### What is needed
Your response should reproduce every line of the entries that contains the word "DailyStory".

· · ·

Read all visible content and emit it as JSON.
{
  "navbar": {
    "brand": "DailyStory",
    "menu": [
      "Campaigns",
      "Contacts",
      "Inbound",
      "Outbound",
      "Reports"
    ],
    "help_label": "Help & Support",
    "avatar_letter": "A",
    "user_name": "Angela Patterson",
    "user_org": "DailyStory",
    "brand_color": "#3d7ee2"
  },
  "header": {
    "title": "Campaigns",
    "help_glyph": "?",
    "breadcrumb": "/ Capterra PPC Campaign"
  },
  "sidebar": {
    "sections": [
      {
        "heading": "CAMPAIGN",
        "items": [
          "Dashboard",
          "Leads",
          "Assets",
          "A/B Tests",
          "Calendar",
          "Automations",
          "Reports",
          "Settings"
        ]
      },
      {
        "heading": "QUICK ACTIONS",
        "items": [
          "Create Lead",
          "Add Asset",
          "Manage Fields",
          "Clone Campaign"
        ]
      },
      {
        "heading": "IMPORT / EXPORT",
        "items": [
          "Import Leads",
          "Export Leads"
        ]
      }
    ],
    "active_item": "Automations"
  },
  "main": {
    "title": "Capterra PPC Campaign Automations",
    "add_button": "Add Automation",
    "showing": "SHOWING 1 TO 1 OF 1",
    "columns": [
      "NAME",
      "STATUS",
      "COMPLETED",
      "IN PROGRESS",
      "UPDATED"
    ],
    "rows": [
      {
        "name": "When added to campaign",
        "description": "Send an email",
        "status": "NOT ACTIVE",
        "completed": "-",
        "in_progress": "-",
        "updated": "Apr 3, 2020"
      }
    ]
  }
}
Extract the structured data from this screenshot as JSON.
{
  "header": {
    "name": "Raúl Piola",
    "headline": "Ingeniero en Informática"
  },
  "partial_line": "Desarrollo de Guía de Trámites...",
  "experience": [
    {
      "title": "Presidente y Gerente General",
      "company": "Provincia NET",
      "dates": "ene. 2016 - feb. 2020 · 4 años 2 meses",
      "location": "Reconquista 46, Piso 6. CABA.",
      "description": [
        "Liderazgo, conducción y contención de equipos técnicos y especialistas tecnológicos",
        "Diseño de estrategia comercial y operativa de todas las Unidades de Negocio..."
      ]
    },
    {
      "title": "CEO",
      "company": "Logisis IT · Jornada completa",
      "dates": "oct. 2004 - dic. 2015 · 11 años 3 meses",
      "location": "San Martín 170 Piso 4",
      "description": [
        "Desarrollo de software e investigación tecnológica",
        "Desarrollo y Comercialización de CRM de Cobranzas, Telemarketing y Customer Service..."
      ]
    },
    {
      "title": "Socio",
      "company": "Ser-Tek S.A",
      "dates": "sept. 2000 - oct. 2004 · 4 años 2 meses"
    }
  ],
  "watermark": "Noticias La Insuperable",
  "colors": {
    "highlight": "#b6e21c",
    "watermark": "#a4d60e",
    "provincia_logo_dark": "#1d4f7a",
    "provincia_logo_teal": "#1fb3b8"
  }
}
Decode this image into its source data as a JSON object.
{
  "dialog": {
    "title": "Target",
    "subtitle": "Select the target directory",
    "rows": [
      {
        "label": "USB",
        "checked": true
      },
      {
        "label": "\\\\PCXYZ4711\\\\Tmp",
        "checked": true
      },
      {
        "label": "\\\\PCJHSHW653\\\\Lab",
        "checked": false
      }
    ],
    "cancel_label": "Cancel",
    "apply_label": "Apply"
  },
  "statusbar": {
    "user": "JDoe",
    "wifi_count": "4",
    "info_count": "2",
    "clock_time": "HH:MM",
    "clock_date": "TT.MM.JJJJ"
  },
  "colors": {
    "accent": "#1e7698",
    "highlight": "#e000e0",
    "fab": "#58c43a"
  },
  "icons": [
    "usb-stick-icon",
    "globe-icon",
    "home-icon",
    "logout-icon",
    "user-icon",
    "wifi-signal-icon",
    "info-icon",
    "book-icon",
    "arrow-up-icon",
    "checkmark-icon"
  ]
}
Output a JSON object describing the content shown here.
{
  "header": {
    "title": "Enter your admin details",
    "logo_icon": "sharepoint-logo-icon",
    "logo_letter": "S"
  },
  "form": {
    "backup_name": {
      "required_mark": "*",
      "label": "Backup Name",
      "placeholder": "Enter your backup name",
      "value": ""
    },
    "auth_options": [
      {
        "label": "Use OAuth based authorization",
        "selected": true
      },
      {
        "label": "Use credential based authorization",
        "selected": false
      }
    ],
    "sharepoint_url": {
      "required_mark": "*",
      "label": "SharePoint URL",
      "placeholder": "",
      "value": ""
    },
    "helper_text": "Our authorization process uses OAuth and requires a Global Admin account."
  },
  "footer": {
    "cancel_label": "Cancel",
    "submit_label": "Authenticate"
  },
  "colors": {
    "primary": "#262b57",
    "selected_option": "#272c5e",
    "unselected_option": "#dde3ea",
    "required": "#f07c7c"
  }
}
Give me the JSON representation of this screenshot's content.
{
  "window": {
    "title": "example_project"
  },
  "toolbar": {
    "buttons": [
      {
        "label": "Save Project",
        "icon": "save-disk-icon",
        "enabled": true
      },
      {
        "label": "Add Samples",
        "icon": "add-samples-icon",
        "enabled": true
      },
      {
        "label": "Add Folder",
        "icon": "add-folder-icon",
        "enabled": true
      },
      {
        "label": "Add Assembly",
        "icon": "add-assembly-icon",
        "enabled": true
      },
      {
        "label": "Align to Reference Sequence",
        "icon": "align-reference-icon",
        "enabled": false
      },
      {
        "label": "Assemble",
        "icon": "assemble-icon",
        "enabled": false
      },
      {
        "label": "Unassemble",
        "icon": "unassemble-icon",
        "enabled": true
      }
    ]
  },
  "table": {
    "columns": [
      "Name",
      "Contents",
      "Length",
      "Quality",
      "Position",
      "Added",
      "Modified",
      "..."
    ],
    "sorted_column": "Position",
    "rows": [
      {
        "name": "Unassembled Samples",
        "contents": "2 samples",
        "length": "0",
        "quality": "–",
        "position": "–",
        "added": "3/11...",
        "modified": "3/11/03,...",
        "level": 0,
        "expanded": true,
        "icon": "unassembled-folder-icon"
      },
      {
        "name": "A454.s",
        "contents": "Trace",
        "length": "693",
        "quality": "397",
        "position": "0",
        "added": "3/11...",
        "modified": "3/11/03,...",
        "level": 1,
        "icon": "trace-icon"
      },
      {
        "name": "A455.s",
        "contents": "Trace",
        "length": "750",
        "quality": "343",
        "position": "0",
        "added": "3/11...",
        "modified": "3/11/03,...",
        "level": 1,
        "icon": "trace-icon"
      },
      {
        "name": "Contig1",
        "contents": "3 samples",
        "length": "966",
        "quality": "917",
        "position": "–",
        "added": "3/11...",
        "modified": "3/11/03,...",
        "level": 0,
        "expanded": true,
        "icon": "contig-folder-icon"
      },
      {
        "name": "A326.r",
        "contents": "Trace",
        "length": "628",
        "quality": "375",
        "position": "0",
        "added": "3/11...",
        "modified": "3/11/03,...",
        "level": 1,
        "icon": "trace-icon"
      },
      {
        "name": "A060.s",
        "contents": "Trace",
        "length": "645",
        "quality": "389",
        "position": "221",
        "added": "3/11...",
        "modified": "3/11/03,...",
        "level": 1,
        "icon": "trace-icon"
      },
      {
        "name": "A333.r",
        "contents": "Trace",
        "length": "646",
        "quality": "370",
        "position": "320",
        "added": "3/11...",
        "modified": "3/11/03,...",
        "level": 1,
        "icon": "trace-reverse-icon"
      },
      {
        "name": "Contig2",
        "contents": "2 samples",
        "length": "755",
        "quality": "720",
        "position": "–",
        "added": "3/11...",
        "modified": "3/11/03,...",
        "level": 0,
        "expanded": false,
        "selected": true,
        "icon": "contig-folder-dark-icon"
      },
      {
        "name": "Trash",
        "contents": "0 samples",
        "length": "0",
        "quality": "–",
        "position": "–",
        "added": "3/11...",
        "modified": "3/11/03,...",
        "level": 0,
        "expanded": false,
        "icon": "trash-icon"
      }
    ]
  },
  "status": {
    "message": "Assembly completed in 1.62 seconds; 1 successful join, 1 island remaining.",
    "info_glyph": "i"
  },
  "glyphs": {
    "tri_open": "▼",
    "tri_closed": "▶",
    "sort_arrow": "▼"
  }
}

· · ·

### Response box
    "brand": "DailyStory",
    "user_org": "DailyStory",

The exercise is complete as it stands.